No Hendra risk in Calliope
HORSE owners should not be alarmed about a case of Hendra virus on the Sunshine Coast, despite hundreds of horses expected to gather at Calliope this weekend, where a fruit bat colony has been identified.
Calliope Polo Cross Club president Leo Neil-Ballantine said organisers were not concerned about the Hendra virus.
He said veterinarians would be playing on the weekend.
“Every club’s got a horse welfare officer, there are zone horse welfare officers and a state horse welfare officer.”
A horse has been put down at Tewantin on the Sunshine Coast last week after falling ill on May 17.
Biosecurity Queensland scientists have set up a research project using special cameras to film horses, bats and other wildlife at night to better understand how Hendra virus was passed to horses.
Biosecurity Queensland emerging diseases research group leader Dr Hume Field said all the current evidence indicated Hendra virus was transmitted directly from bats to horses.
This was the first time this kind of disease surveillance, which will take 12 months, has been undertaken in Australia as scientists had only been aware of Hendra virus since 1994.
Gladstone bat expert Henry Grzegorski said there were about 3000 to 4000 fruit bats at Boyne Island and a couple of hundred at Calliope.
He said figures showed there were 200,000 horses in Queensland, with flying foxes all over the state.

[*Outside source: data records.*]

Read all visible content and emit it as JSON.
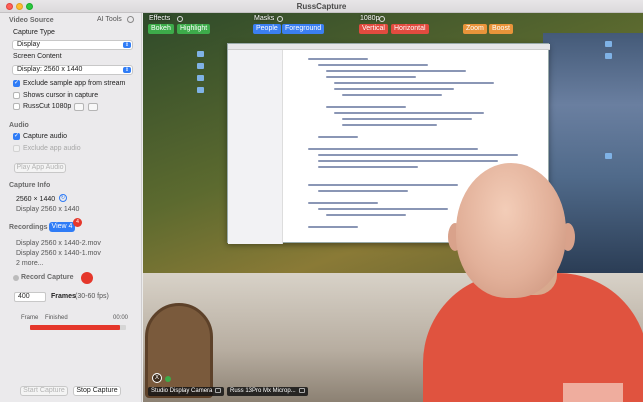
{
  "window": {
    "title": "RussCapture"
  },
  "sidebar": {
    "video_source_title": "Video Source",
    "ai_tools_label": "AI Tools",
    "capture_type_label": "Capture Type",
    "capture_type_value": "Display",
    "screen_content_label": "Screen Content",
    "screen_content_value": "Display: 2560 x 1440",
    "exclude_sample_app_label": "Exclude sample app from stream",
    "shows_cursor_label": "Shows cursor in capture",
    "russcut_label": "RussCut 1080p",
    "audio_title": "Audio",
    "capture_audio_label": "Capture audio",
    "exclude_app_audio_label": "Exclude app audio",
    "play_app_audio_label": "Play App Audio",
    "capture_info_title": "Capture Info",
    "capture_info_res": "2560 × 1440",
    "capture_info_display": "Display 2560 x 1440",
    "recordings_title": "Recordings",
    "view_button_label": "View 4",
    "view_badge_count": "4",
    "recording_files": [
      "Display 2560 x 1440-2.mov",
      "Display 2560 x 1440-1.mov"
    ],
    "more_label": "2 more...",
    "record_capture_label": "Record Capture",
    "frames_value": "400",
    "frames_label": "Frames",
    "frames_fps": "(30-60 fps)",
    "frame_label": "Frame",
    "finished_label": "Finished",
    "time_label": "00:00",
    "progress_fraction": 0.94,
    "start_capture_label": "Start Capture",
    "stop_capture_label": "Stop Capture"
  },
  "overlay": {
    "effects_label": "Effects",
    "bokeh_label": "Bokeh",
    "highlight_label": "Highlight",
    "masks_label": "Masks",
    "people_label": "People",
    "foreground_label": "Foreground",
    "resolution_label": "1080p",
    "vertical_label": "Vertical",
    "horizontal_label": "Horizontal",
    "zoom_label": "Zoom",
    "boost_label": "Boost",
    "camera_label": "Studio Display Camera",
    "mic_label": "Russ 13Pro Mx Microp...",
    "close_glyph": "X"
  },
  "colors": {
    "accent": "#2f7cf6",
    "record_red": "#e5372b",
    "progress_red": "#e5372b",
    "green": "#3dab4a",
    "orange": "#e8943a"
  }
}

“If it was a pandemic or an epidemic, there would be more horses coming down with the virus,” Mr Grzegorski said.
He said the virus did not survive long outside animals’ bodies and each case over the recent years had been different strands.